Taste: Rye, white pepper, cinnamon, butterscotch and baking spices.
Finish: Medium. A zippy, spicy entrance with a soft fade at the back of the throat.
Look up a synonym for “rebel” and words like “nonconformist”, “independent”, “renegade” and “innovator” thesaurusize up on the computer screen. Would you associate those words with: John Philip Wiser, Henry Corby, Hiram Walker, Harry C. Hatch , Joseph E. Seagram, James Worts and William Gooderham. Hmmm, I believe they’d be comfortable being called that.

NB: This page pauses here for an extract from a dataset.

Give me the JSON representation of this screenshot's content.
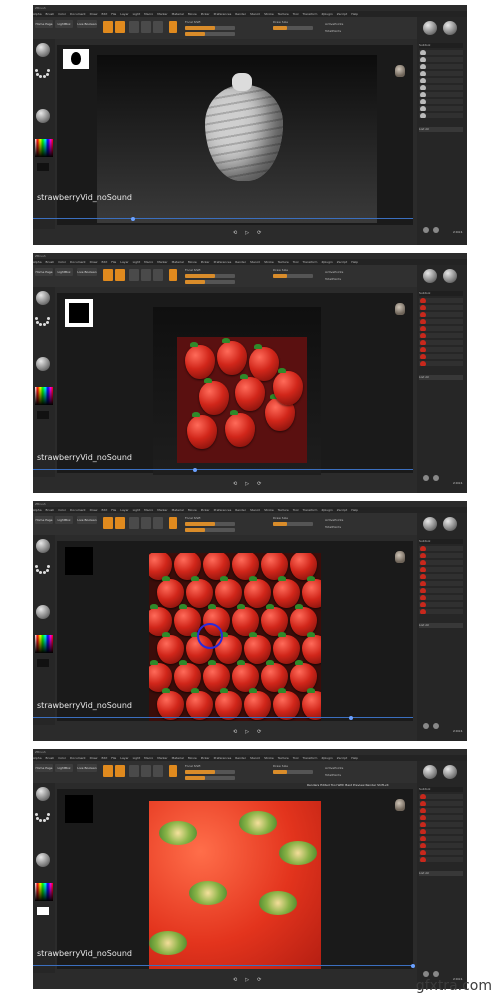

J.P. Wiser’s Seven Rebels, part of its Rare Cask Releases, pays homage to the aforementioned Canadian whisky pioneers. Released in British Columbia in association with BC Liquor Stores, admittedly I did a small whisky dance when a bottle showed up on my doorstep. Now, master blender, Dr. Don Livermore did more than just tap into a few barrels during an afternoon co-mingling party. This blend features, ahem: seven different distillates made up of barley malt, rye malt, corn, wheat and rye. Oh, and there’s more. They were aged and finished in virgin oak, ex-bourbon and, ex-Speyside casks. Finally, some of the barrels also had charred oak staves put in as well. I know, right? Just reading about all what went into Seven Rebels makes me want to stick my nose in this whisky’s business.

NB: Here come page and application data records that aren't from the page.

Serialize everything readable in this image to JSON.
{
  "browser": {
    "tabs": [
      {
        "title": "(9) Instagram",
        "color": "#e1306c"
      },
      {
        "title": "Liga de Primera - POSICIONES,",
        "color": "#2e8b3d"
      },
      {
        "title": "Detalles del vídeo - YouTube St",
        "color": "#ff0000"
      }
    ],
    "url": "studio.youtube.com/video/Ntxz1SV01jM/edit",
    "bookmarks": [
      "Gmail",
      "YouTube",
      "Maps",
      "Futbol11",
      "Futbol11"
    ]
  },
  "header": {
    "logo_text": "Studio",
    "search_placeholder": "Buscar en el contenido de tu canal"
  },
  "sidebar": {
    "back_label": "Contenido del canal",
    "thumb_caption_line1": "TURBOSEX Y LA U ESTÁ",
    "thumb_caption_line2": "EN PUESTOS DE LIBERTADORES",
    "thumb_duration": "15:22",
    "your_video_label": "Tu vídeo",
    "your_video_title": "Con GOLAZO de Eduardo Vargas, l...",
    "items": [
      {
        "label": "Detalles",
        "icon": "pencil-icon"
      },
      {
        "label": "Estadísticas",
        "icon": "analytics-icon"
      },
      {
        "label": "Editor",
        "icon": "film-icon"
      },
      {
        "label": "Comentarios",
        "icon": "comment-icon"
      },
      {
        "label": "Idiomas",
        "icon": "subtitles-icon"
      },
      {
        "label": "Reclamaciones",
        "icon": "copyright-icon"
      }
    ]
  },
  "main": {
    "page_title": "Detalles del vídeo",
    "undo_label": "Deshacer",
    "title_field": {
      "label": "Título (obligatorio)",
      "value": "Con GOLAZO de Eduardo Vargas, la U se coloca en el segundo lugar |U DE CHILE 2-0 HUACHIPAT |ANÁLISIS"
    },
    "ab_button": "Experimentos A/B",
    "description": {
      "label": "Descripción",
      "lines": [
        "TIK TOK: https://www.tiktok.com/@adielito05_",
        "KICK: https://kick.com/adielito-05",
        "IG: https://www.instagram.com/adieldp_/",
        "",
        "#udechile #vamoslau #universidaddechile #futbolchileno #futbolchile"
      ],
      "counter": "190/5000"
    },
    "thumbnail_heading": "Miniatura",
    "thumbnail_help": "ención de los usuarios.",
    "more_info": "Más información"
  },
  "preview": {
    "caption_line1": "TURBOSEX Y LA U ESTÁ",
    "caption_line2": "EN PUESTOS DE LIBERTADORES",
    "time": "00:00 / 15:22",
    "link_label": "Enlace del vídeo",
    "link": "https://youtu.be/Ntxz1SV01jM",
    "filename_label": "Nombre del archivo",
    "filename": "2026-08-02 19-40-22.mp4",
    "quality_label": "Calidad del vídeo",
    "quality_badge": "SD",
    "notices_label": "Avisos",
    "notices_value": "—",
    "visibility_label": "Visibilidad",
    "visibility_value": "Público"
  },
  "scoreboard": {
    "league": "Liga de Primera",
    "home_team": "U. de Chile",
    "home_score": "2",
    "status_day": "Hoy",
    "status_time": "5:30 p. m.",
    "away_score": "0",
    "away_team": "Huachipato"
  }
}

And right from the first whiff, it’s as if all seven “rebels” (or pioneers, as they’re referred to on the label) are happy to make your acquaintance. They’re not jumping all over each other. It’s as if you’re in a receiving line with all those notes going by you: cloves, cinnamon, allspice, fruits, butterscotch. All very polite and charming. The same went, I found, for the sipping. The spices are first up and give your tongue a teasing little tingle. Then the other flavours come through, and not one butting in line to get noticed. The spiciness gives way to a soft finish at the back of the throat, like that sustaining note from The Beatles’ “A Day In The Life”.
Some scotches are renowned peat bombs or sherry monsters. Some bourbons can be “rye-ght” in your face. Seven Rebels does indeed have presence. It has a lot to say because it has a lot of history in it. But it’s more than a 1-note ka-blam. It’s deliciously balanced with no reminding of who the predominant flavour is. All “seven names are getting” along quite famously Besides, this whisky shows that you can truly be a rebel without having to do a whole lot of yelling. Cheers.